10. P.T. Barnum. “I’ll sell access as fun. I don’t take access seriously and neither does the Government, so it’s a good fit.” When he wanted to place people with disabilities in a workplace sideshow, Minister Duguid thought it would be a good work opportunity for them.

9. Matt Foley. Mr. Foley is a well-known motivational speaker who lives in a van down by a river. He inspired audiences on Saturday Night Live. “The Government lacks motivation and I’m their man.” He offered to train and motivate a team of Government advocates, but the Government had no team nor the money for one nor did it have the money to pay him to motivate it to hire a team.

8. Jordan Belfort. The aptly nicknamed “Wolf of Wall Street” made a fortune selling useless stocks. “The Government wants to sell access like a bad stock. Sell it quickly, get business to buy it, then walk away. Great. The Government will profit, and that is my specialty.” He did not say how the Government would profit, and he said that also was his specialty. His car outside was dented significantly.

7. Doc Terminus. “The Government is after a snake oil salesman and I’m the best,” he said, noting he was featured in the Disney documentary, Pete’s Dragon. “I like the Government’s approach that access should be sold as curing various business ills. My experience in snake oil sales makes me perfect.”

6. Carlo Ponzi. Mr. Ponzi noted he knew sales. “I developed a solid pyramid structure investment plan that was so successful it was named after me. The Government’s approach to selling access is deceptive and that makes me perfect to be involved.” He suggested that businesses could send the Government, through him, a share of their advance access profits, that their employees could send those companies a share, and so on.

5. Walter White. Mr. White stated that he is retired from a very active career in product manufacture and distribution. He created his own sales network and convinced customers his product was the best. “What I sold was an illegal drug, yes. But the Government is selling access to business as if it was a drug that would get the business high.
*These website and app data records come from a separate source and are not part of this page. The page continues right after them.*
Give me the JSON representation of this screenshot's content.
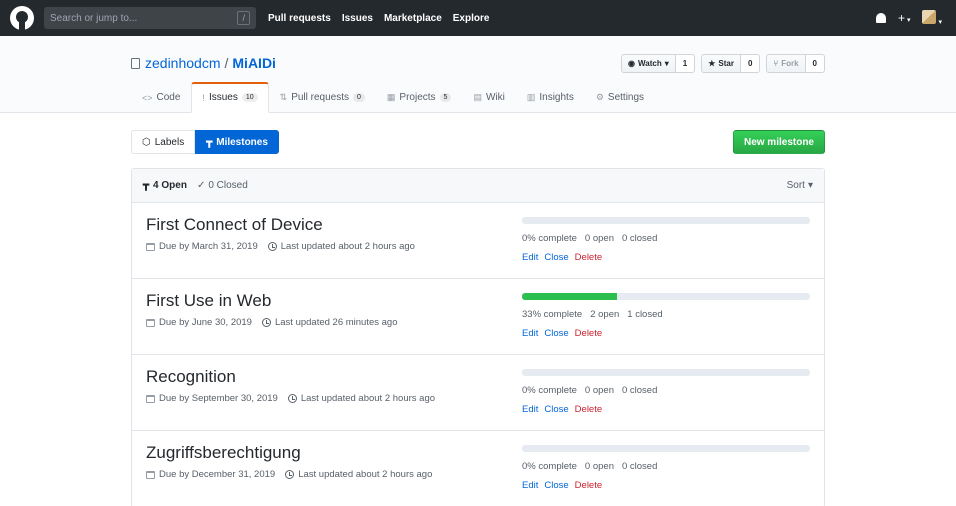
{
  "header": {
    "search_placeholder": "Search or jump to...",
    "slash": "/",
    "nav": [
      "Pull requests",
      "Issues",
      "Marketplace",
      "Explore"
    ],
    "plus": "+"
  },
  "repo": {
    "owner": "zedinhodcm",
    "separator": "/",
    "name": "MiAIDi",
    "watch_label": "Watch",
    "watch_count": "1",
    "star_label": "Star",
    "star_count": "0",
    "fork_label": "Fork",
    "fork_count": "0"
  },
  "reponav": [
    {
      "label": "Code",
      "icon": "<>"
    },
    {
      "label": "Issues",
      "counter": "10",
      "icon": "!"
    },
    {
      "label": "Pull requests",
      "counter": "0",
      "icon": "⇅"
    },
    {
      "label": "Projects",
      "counter": "5",
      "icon": "▦"
    },
    {
      "label": "Wiki",
      "icon": "▤"
    },
    {
      "label": "Insights",
      "icon": "▥"
    },
    {
      "label": "Settings",
      "icon": "⚙"
    }
  ],
  "subnav": {
    "labels": "Labels",
    "milestones": "Milestones",
    "new_milestone": "New milestone"
  },
  "box_header": {
    "open": "4 Open",
    "closed": "0 Closed",
    "sort": "Sort"
  },
  "milestones": [
    {
      "title": "First Connect of Device",
      "due": "Due by March 31, 2019",
      "updated": "Last updated about 2 hours ago",
      "percent": 0,
      "complete": "0% complete",
      "open": "0 open",
      "closed": "0 closed"
    },
    {
      "title": "First Use in Web",
      "due": "Due by June 30, 2019",
      "updated": "Last updated 26 minutes ago",
      "percent": 33,
      "complete": "33% complete",
      "open": "2 open",
      "closed": "1 closed"
    },
    {
      "title": "Recognition",
      "due": "Due by September 30, 2019",
      "updated": "Last updated about 2 hours ago",
      "percent": 0,
      "complete": "0% complete",
      "open": "0 open",
      "closed": "0 closed"
    },
    {
      "title": "Zugriffsberechtigung",
      "due": "Due by December 31, 2019",
      "updated": "Last updated about 2 hours ago",
      "percent": 0,
      "complete": "0% complete",
      "open": "0 open",
      "closed": "0 closed"
    }
  ],
  "actions": {
    "edit": "Edit",
    "close": "Close",
    "delete": "Delete"
  }
}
That’s where my experience kicks in.”

4. Harold Hill. While Mr. Hill is primarily known for selling musical instruments (in one town he famously sold 76 trombones), he stated he sells anything. “A is for Access, all you want to know,” he sang, “and C is for your Company, where profits are sure to flow.” He said the Government’s strategy was really a form of song and dance, and that made him perfect for the job.
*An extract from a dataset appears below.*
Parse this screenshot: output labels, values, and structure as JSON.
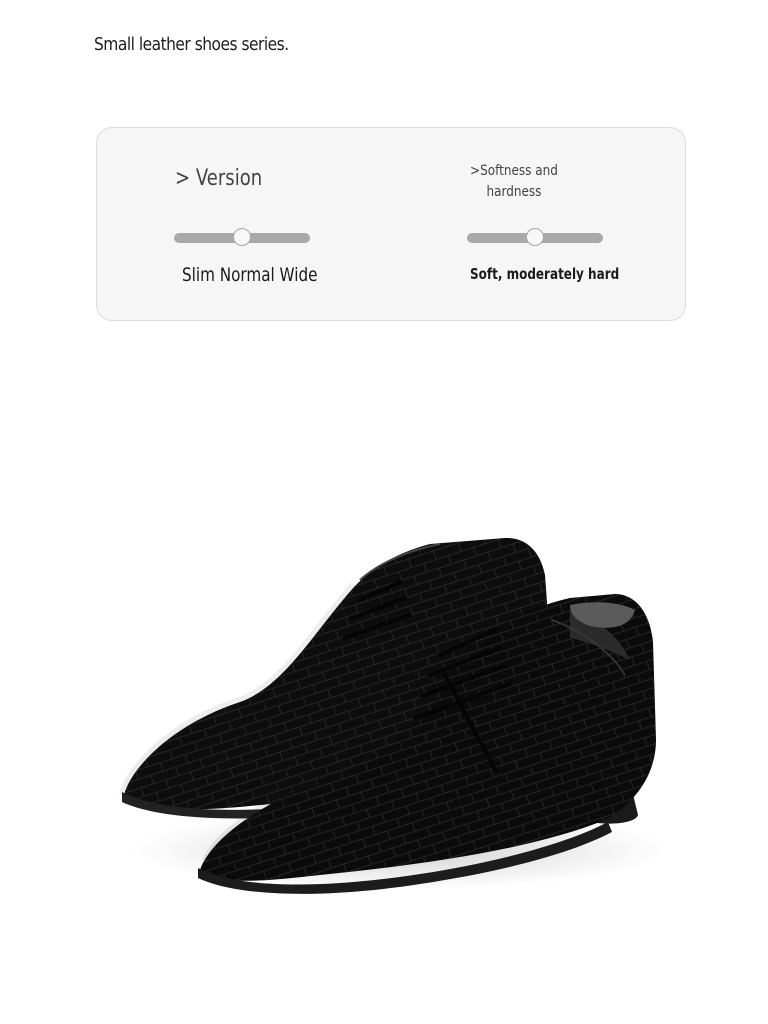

3. Frank Underwood. The former House Whip noted he had pushed his agenda through Congress by selling, cajoling and occasionally murdering. “I’ll give you Ontario wimps the backbone to force business to accept access law. I know Government and I know business and that makes me ideal.” Actually, the team did not want Underwood but they were afraid not to put him on the list.

2. Nicolo di Bernardo dei Machiavelli. As a politician and the founder of modern political science, he famously wrote about Government and ethics. “My writings make me perfect, given you have ignored ethics regarding implementing access law. Your approach to implementing access law does not address the issue, and I like manipulating people.”

1. Neville Chamberlain. “Since the Government is surrendering on AODA, I am the logical choice to represent it.”

Minister Duguid sighed when he mentioned Chamberlain. “That man’s approach, I loved that. It’s really at the heart of what we want to do with AODA.”

Next: Politicians Send The AODA Terminator Back In Time To Kill Access Law Before It Is Born!!

Victor Schwartzman contributes this weekly column to Accessibility News. Buy the first nine chapters of his current satirical fantasy novel, King Of The Planet, for .99 on Kindle at http://www.amazon.ca/King-The-Planet-Victor-Schwartzman-ebook/dp/B00NE0CCRC or read the whole thing, including current polished chapters, for free on the King Of The Planet Facebook page. It has a “4 out of 5 star” review!

His graphic novel The Winnipeg Weakly Herald (where each chapter is one issue of a community newspaper) is serialized on the great Canadian lit site, http://www.redfez.net. He also contributes to http://www.targetaudiencemagazine.com. He has had poetry and short fiction published, has edited novels and volunteers as host of a writers’ circle at a drop-in. His email is vschwartzman@gmail.com.